So the chart above gives us a 15 year perspective on the GSR. As you can see, the natural high over this time period is around 80. There were a couple brief moments when it spiked meaningfully higher, but those instances were fleeting and quickly corrected. On the other side of the coin, you can see the natural low has been somewhere near 45, with the obvious spike lower in early 2011. Now, what does this mean in context of today's reading of 72.6?
My first observation is that the GSR just recently (last month) reached its natural high for the first time since late 2008. That's clue #1 that the ratio is running into some serious resistance. Secondly, the very slow-moving monthly MACD has just made a bearish cross. This has only happened two other times since 2000, both of which marked long-term tops in the GSR. I see no reason why this time would be any different, so clue #2 is that the momentum indicators are flashing some major warning signals.
That said, the GSR remains in the rising channel noted by the green lines. It's had multiple tests of both the upper and lower bounds over the last several years so it has to be respected. Until the GSR breaks below the lower green line, the long-term uptrend remains intact. Given the two clues noted above, however, I suspect that will happen sooner rather than later.

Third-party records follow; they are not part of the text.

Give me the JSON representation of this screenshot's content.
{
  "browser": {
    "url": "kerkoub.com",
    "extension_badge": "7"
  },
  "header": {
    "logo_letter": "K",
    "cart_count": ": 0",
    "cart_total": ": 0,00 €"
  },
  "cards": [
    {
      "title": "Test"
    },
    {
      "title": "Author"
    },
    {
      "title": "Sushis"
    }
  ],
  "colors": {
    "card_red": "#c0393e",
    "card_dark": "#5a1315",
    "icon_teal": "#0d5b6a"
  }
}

Earlier I stated that the natural high and low over the last 15 years was around 80 and 45, respectively. So IF the GSR breaks below that channel, then I think it has a real shot at falling all the way down to 45. This would mean that silver is going to outperform gold for quite some time (remember, this is a long-term chart with each bar representing a month of trading). It could mean, of course, that silver simply falls less than gold, but I believe that both metals will rise with silver outperforming.
You can clearly see that the very long-term natural high is right around 100 and the very long-term natural low is near 15. Based on this chart, you can argue that the GSR is in a cyclical bear market and the recent ascent to 80 is nothing more than an intermediate bull run within a much larger down-cycle. In order to reach the very long-term natural low, the GSR would need to fall close to 80% from current levels. What this means in more tangible terms is that silver needs to see an epic rise in value relative to gold in order to achieve a GSR of 15.
Here's an example to help illustrate my point. Today, gold is roughly $1140/oz and silver is roughly $15.85 giving us a GSR of 71.9. Let's say gold doesn't move in price - it stays right at $1140. In order to get the GSR to its natural low of 15, silver would need to increase to $76/oz(!), or almost 5 times its current price. Going one step further, let's say gold rises back to its 2011 high of $1900/oz. That would mean silver needs to rise 700% to $126. Impossible? It's happened before so why not again?